Open Mouth is nothing if not gracious in the face of a bad review, proudly including in his latest press release an excerpt from iShotTheDeputy’s rather negative verdict on his recent single, perhaps demonstrating a sense of humour, or perhaps in a sarcastic snipe at iShotTheDeputy’s cultural insignificance. That’s the fascinating thing about singer-songwriters, you never know quite what they’re thinking, these brooding, precious enigmas.
There are some moments of reprieve in this record – in places (“Sous La Plage, L’Enfer”) there’s a hint of the Durutti Column in the coldness of the acoustic dirge. But by far the majority of the album is more more in keeping with the acoustic emo (if you can imagine such a thing) feel of recent single “Castle Keep”. Towards the end of the record there is a track constituted of samples of Bush and Blair speeches, against a backdrop of acoustic guitar, and I wonder whether Mr Mouth isn’t unwittingly doing Bush’s work for him by employing such a mediocre medium for his discontent, moving the listener with all the subtlety and sophistication of a Michael Moore film.
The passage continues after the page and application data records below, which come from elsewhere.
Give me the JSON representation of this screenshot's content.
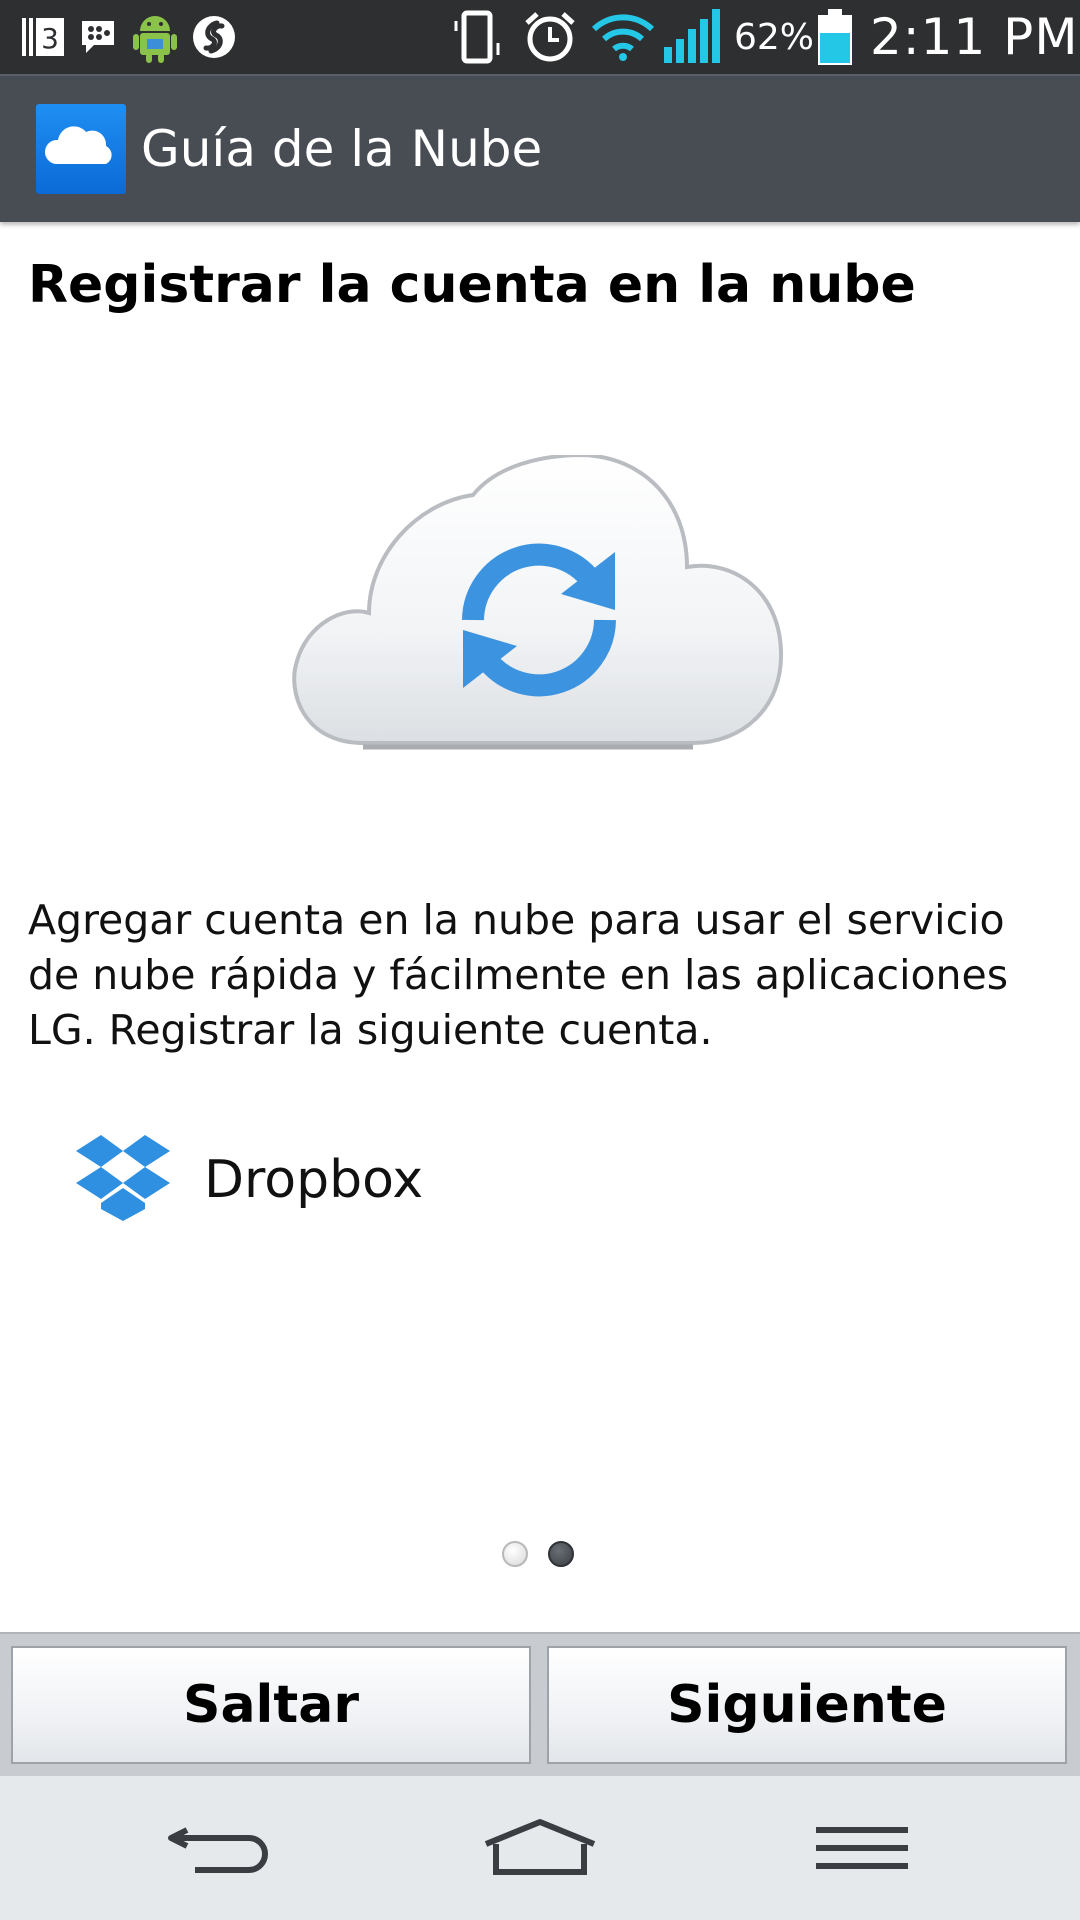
{
  "status_bar": {
    "notification_icons": [
      "notification-count-icon",
      "bbm-icon",
      "android-debug-icon",
      "shazam-icon"
    ],
    "notification_count": "3",
    "system_icons": [
      "vibrate-icon",
      "alarm-icon",
      "wifi-icon",
      "signal-icon",
      "battery-icon"
    ],
    "battery_percent": "62%",
    "time": "2:11 PM"
  },
  "action_bar": {
    "title": "Guía de la Nube",
    "icon": "cloud-app-icon"
  },
  "content": {
    "heading": "Registrar la cuenta en la nube",
    "hero_icon": "cloud-sync-icon",
    "description": "Agregar cuenta en la nube para usar el servicio de nube rápida y fácilmente en las aplicaciones LG. Registrar la siguiente cuenta.",
    "accounts": [
      {
        "label": "Dropbox",
        "icon": "dropbox-icon"
      }
    ]
  },
  "page_indicator": {
    "total": 2,
    "current": 2
  },
  "buttons": {
    "skip": "Saltar",
    "next": "Siguiente"
  },
  "nav_bar": [
    "back-icon",
    "home-icon",
    "menu-icon"
  ],
  "colors": {
    "action_bar": "#484c53",
    "status_bar": "#2d2f31",
    "accent_blue": "#2f8fe0"
  }
}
“Import/Export” doesn’t even have the soporific effect often associated with this sort of record, as the vocal, a poorly executed, painfully affected American accent, is a constant irritation. This singing style is, of course, no bar to success. And although he sings like the guy from Nickelback, Open Mouth will be forgiven in indie circles because he has wilfully marginalised himself by marrying this up with a relatively obscure acoustic style. So he is assured of a decent following, and of a good write-up in pages more credible, and more open to pop-up advertising, than these. However, for what it’s worth, the iShotTheDeputy verdict on this album is that it is tedious to the point of inducing thoughts of self-harm.